Look for packages that include free nights at reduced summer rates (pay for two and get two free at the Viceroy Anguilla), free diving for kids and teens (Captain Don's Habitat in Bonaire), free excursions to the Maya Ruins and Rainforest (The Inn at Robert's Grove in Belize, ) and more. TripAdvisor data suggests that hotel prices are as much as 30 percent lower than they were this past February and March. (Check out TripAdvisor's new Trip Friends feature, for advice on locales from Facebook friends.
If kids are traveling with you, you will probably save the most at all-inclusives, says Travelzoo's Samuels. For example, Antigua's Elite Island Resorts offers a "pay for one and bring up to four" deal that's a little more than $100 a night per person. Divi & Tamarijn Aruba let two kids up to age 17 stay and eat free when accompanied by two adults. For single parents, theOccidental Grand Aruba invites up to two kids 12 and under to stay free with one parent. The U.S. Virgin Islands' Wyndham Sugar Bay Resort has just become St. Thomas' only all-inclusive -- with deals as much as 60 percent off.

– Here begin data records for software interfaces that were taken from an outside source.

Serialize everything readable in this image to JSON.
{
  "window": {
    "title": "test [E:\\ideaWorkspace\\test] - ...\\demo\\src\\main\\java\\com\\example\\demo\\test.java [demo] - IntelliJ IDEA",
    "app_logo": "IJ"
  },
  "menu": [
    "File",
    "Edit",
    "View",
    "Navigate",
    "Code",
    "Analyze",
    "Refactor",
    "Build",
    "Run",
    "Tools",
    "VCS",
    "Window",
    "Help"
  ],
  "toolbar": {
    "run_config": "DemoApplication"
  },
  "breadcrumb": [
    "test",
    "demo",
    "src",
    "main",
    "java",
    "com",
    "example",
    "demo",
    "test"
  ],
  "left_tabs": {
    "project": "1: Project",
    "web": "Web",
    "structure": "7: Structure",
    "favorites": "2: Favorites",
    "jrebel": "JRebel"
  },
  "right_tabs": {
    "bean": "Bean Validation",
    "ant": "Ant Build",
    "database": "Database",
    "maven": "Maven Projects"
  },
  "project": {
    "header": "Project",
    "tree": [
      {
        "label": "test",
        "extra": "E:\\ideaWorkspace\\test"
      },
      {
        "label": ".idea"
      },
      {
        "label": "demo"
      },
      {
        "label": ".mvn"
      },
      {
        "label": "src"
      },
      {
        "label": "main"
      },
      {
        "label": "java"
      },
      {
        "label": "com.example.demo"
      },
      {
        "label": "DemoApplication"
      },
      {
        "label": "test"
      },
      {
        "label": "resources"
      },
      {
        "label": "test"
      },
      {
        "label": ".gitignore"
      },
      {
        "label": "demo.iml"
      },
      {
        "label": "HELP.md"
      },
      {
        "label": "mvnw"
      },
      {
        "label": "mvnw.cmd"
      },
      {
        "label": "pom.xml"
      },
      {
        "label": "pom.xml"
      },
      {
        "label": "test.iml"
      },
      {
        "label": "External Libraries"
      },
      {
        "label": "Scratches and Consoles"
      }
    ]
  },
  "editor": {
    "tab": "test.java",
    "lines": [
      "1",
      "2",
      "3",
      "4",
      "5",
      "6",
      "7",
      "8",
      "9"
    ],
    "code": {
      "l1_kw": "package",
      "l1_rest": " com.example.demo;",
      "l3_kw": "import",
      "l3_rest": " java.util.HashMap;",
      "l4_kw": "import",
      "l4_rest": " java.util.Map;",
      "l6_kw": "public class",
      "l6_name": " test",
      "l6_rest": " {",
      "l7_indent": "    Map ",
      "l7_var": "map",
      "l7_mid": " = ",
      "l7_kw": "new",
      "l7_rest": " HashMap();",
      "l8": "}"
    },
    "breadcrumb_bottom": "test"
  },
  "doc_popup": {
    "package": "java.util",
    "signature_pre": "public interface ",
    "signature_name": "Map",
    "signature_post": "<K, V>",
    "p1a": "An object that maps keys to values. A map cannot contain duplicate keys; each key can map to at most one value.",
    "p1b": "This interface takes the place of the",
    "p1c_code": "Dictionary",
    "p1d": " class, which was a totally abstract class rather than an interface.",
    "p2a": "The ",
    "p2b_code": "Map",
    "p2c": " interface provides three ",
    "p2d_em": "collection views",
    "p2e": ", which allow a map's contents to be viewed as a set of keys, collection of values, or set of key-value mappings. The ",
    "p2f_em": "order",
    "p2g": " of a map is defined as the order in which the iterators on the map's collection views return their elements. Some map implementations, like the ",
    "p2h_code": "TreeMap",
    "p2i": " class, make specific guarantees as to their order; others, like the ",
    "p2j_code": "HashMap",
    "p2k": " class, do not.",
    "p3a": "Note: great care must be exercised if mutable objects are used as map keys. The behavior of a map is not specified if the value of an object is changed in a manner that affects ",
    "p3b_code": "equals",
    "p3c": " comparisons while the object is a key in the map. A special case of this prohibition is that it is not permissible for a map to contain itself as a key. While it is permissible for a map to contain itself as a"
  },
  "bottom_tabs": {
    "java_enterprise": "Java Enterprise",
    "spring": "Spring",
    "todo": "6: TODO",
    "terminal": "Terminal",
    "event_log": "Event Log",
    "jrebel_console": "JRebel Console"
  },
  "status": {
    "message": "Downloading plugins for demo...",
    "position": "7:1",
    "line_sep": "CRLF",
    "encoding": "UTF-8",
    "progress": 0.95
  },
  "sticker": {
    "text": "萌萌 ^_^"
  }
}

Troll for deals on online travel auction sites like www.familygetaway.com or www.jetsetter.com. Become friends or fans of favorite resorts on Twitter and Facebook. For example on Twitter, Jet Blue has @jetblue and @jetbluecheeps and offers regular last-minute deals.
Of course, you'll save the most if you book a villa or condo where you can spread out, cook some of your meals and perhaps split costs with friends or extended family. Consider Mexico where you might get a cheap airfare and lodging deals south of Cancun in Playa del Carmen that start at just $215 a night -- (30 percent off luxury condos) or try Casa De Los Primos in Akumal, which offers some of the best snorkeling along the Yucatan Peninsula.
Fun in the water doesn't necessarily end when the sun sets either. On our last night in the Cayman Islands, we kayak after dark -- on a luminescent bay. When our paddles hit the bay it's as if we're writing on the water with glow-in-the-dark crayons, as minnows glow around us. Water dripping through our fingers glistens and the water appears to sparkle, mesmerizing the teens ... for a while at least. I lean back in my kayak and smile. Even in paradise, you don't get too many picture-perfect moments -- not when you take kids along.
(For more on Eileen's trip to the Cayman Islands and elsewhere in the Caribbean, read her trip diaries at www.takingthekids.com and also follow "taking the kids" on www.twitter.com, where Eileen Ogintz welcomes your questions and comments.)
© 2010 EILEEN OGINTZ DISTRIBUTED BY TRIBUNE MEDIA SERVICES, INC.